If you get the maths wrong, the drug would not work.

The jury is out until we see the results of experiment three, or anecdotal evidence of some home trials.
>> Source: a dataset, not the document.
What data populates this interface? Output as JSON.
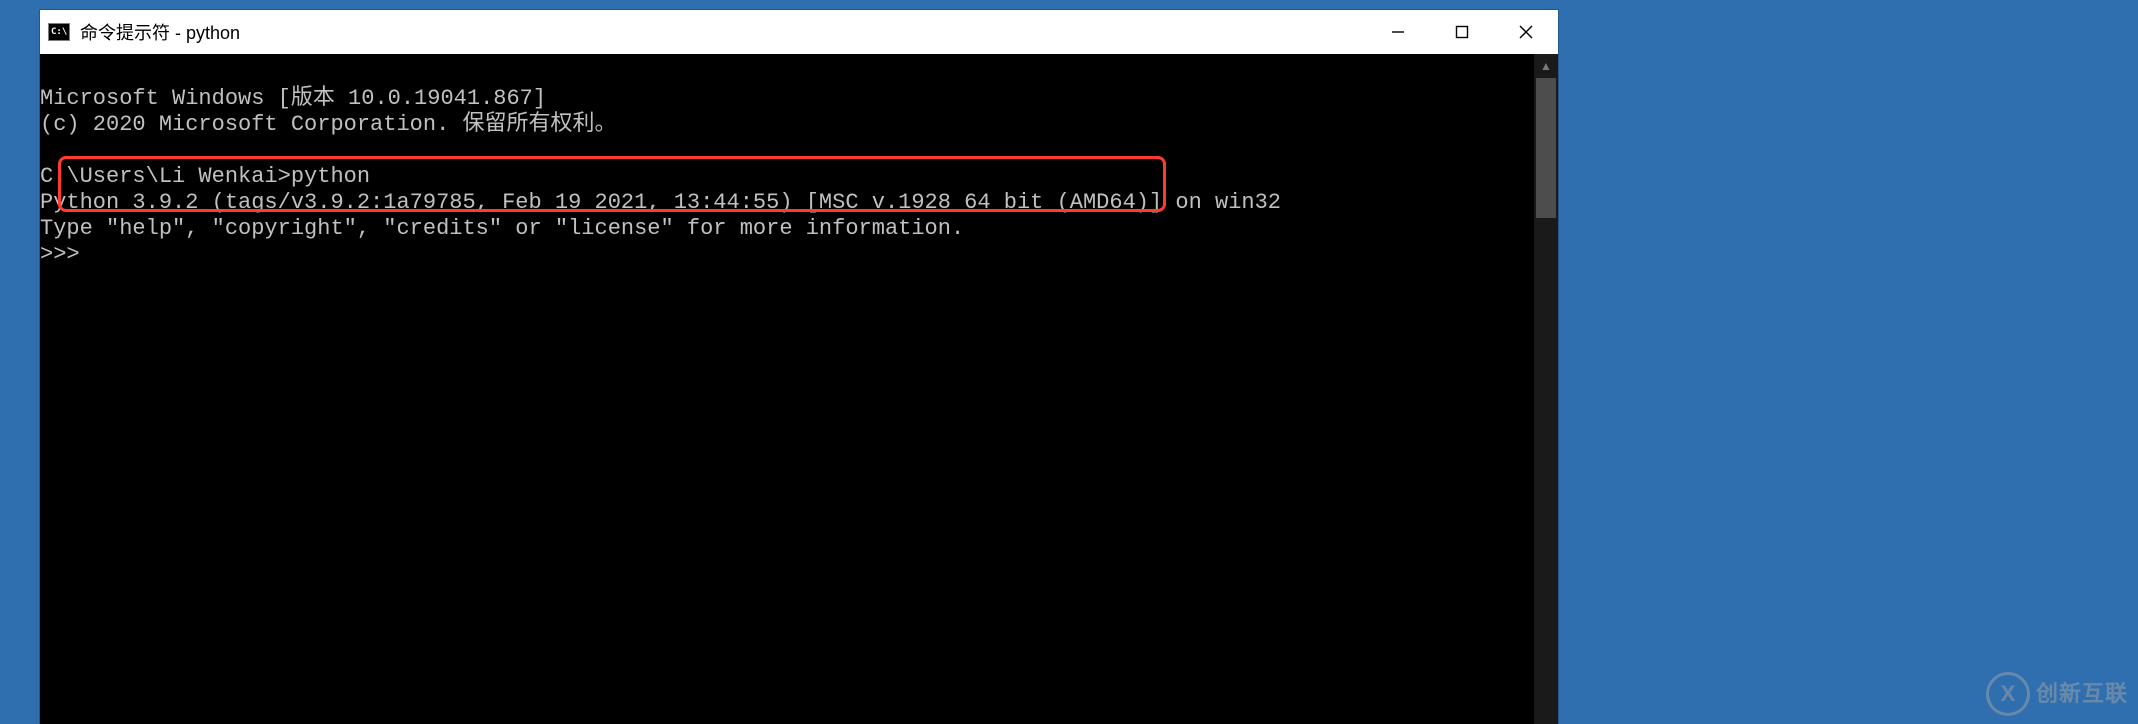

One question I have is how this relates to the  NaV1.1 ion channels referred to at the beginning of this post.  We know that a defect in this ion channel will produce autism-like symptoms and that these can be reversed (in mice) using the correct type of benzodiazepine, such as clonazepam.  If we find that in a particular child with autism, clonazepam reduces their symptoms and increases cognitive performance, can we claim the route cause was a dysfunction with NaV1.1 ion channels?  It is a bit of a leap of faith, but I think it is a fair conclusion.  In which case of course, the logical next step would be to look at the underlying gene, SCN1A; that I will leave to people much cleverer than me.
The next question is whether this therapy, which is reducing excitability of the neurotransmitter GABA, is alternative or complementary to bumetanide which is, in effect, doing exactly the same thing.  For that we would need Dr Catterall to talk to Dr Ben-Ari.  
In case you are wondering if there is another connection between Dr Catterall (Clonazepam) and Dr Ben-Ari (Bumetanide), there is.  The same man is part-funding both of these research efforts – Jim Simons, via his Simons Foundation.  As a former hedge fund manager, his is very cleverly hedging his bets.